** WORK INSTRUCTION **
Show, in full, each line of the data that contains "문자고지".

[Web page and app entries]
--------

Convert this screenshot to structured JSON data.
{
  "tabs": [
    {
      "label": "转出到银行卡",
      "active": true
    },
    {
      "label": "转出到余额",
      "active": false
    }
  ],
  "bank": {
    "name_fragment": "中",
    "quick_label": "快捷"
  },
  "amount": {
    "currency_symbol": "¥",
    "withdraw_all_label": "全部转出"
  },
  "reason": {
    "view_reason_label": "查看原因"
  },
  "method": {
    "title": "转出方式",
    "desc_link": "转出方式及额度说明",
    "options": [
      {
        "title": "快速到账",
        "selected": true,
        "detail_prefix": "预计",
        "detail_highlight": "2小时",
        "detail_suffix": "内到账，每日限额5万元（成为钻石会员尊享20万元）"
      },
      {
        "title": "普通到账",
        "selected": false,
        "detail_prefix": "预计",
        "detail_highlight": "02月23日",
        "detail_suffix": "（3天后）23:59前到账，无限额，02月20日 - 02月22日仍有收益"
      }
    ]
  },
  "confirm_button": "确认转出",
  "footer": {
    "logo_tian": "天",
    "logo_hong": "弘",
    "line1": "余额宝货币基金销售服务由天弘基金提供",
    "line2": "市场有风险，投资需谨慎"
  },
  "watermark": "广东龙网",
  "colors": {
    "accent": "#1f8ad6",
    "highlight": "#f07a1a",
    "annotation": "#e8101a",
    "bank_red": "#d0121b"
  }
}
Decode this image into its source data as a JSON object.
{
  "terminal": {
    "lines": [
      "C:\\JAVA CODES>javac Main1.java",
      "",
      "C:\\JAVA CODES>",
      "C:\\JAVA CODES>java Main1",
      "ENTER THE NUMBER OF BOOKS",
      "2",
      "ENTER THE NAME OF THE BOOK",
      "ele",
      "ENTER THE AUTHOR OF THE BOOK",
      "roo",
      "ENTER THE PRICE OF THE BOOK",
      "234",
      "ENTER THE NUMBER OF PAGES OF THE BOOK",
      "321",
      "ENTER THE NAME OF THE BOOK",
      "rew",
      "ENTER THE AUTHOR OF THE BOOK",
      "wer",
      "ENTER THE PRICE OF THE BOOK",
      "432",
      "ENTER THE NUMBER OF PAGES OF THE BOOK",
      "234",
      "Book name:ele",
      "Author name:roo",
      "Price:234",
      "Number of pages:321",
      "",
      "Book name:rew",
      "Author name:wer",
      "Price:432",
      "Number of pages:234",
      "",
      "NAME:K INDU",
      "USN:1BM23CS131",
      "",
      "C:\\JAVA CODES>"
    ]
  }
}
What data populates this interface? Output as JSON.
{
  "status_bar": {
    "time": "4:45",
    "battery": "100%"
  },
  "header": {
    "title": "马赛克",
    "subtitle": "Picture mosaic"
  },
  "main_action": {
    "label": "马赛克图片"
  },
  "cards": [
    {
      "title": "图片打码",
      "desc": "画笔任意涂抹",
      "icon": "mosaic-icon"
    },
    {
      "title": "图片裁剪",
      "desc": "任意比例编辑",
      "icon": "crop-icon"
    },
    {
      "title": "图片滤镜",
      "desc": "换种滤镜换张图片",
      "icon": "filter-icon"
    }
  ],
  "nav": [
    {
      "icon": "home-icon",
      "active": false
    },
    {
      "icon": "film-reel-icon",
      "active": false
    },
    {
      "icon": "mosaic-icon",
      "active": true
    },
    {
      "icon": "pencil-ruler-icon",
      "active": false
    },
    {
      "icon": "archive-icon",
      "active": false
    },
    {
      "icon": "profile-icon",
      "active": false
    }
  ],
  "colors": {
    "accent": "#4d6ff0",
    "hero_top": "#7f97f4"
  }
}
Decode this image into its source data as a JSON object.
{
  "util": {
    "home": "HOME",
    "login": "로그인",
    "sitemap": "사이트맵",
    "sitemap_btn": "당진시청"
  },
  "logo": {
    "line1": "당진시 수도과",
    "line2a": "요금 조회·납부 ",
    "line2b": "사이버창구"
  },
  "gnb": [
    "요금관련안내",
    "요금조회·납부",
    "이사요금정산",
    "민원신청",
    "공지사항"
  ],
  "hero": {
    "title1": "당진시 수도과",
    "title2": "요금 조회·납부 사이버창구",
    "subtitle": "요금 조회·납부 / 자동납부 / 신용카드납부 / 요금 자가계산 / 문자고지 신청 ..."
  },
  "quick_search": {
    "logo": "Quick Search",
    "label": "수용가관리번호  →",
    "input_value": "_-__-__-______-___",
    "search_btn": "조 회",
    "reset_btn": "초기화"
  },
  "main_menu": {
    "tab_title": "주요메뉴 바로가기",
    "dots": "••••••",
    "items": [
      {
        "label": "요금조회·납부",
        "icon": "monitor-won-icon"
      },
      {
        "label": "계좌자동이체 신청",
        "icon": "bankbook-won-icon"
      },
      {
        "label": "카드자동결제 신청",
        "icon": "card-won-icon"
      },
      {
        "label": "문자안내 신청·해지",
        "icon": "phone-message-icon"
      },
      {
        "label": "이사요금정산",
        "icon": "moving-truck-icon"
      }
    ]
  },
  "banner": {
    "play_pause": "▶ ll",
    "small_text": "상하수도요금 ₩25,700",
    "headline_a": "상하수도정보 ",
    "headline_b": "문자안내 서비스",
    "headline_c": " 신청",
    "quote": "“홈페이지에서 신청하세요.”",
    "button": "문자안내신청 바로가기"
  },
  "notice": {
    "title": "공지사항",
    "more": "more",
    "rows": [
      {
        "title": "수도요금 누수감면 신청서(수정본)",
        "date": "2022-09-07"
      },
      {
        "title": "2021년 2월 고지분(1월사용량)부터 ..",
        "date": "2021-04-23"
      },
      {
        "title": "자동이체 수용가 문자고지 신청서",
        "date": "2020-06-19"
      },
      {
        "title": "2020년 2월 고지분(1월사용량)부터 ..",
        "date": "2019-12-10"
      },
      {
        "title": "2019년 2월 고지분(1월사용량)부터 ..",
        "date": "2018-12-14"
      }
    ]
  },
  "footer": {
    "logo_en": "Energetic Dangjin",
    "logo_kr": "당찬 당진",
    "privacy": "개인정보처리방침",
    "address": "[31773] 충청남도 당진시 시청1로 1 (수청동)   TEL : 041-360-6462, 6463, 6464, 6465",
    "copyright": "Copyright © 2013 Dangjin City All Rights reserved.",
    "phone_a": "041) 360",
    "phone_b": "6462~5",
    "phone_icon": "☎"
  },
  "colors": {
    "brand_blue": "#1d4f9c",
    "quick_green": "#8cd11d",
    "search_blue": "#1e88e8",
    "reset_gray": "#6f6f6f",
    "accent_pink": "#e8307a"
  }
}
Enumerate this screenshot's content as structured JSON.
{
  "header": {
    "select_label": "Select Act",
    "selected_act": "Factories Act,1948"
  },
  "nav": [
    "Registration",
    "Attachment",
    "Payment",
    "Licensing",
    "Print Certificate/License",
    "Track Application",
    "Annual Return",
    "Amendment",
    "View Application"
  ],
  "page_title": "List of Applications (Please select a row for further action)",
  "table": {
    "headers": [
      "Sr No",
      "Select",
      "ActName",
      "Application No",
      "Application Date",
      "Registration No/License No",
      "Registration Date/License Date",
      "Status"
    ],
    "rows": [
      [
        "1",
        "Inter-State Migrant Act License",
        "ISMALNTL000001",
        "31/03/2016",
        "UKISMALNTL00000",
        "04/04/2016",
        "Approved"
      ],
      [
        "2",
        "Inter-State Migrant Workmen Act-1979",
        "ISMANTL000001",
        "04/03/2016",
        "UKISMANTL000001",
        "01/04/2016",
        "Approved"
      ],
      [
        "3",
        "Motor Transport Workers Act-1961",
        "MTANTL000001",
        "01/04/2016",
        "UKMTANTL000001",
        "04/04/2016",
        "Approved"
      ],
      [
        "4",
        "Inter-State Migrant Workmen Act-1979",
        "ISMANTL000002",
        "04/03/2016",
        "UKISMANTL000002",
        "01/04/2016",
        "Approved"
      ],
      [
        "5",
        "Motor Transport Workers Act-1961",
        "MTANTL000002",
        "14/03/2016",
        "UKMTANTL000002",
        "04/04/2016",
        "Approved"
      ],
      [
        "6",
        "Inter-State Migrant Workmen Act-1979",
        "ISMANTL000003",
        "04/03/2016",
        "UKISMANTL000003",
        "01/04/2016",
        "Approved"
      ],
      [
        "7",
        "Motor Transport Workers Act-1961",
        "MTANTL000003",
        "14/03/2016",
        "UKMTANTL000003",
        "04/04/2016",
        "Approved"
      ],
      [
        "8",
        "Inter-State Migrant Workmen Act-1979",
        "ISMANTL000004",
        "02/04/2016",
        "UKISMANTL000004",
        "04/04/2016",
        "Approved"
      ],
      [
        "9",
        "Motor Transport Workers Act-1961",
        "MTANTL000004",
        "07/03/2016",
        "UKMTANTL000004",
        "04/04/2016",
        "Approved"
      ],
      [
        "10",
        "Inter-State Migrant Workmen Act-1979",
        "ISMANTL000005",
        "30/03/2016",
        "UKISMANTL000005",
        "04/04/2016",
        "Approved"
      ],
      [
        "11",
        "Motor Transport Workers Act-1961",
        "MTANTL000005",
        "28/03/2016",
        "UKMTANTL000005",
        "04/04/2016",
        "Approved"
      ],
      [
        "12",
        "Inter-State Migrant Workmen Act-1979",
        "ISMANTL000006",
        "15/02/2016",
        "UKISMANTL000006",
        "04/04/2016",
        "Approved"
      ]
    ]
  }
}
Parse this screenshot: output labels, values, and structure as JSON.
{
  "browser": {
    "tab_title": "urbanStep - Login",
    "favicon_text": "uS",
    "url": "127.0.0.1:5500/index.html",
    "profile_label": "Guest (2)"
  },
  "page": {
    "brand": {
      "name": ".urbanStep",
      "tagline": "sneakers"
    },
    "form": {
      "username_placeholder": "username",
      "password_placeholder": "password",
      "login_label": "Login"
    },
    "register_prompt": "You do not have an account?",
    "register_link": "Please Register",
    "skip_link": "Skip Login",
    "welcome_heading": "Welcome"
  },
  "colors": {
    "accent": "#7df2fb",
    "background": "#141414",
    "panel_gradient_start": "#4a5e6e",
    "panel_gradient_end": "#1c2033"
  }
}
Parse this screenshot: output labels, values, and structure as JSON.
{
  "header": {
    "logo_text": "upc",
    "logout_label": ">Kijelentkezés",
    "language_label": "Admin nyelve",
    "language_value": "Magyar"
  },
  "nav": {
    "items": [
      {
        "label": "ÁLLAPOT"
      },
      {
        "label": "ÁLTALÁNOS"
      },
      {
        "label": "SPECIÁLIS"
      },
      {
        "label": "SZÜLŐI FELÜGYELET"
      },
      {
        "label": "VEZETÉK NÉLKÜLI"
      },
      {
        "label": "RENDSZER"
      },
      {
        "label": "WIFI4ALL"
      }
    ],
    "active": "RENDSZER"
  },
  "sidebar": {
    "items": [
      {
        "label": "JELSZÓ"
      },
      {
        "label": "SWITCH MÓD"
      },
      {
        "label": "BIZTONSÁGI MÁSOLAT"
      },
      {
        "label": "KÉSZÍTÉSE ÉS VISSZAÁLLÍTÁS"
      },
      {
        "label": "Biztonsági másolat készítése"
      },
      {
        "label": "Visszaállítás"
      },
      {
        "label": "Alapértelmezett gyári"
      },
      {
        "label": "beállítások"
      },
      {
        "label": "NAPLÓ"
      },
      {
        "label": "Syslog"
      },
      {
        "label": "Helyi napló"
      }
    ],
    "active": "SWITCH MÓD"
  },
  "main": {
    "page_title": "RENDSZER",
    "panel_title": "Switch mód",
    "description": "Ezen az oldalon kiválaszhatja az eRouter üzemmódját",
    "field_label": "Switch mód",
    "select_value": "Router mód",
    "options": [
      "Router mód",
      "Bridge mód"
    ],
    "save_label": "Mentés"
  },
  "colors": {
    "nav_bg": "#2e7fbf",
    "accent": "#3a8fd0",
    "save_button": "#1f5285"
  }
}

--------

** TASK OUTPUT **
    "subtitle": "요금 조회·납부 / 자동납부 / 신용카드납부 / 요금 자가계산 / 문자고지 신청 ..."
        "title": "자동이체 수용가 문자고지 신청서",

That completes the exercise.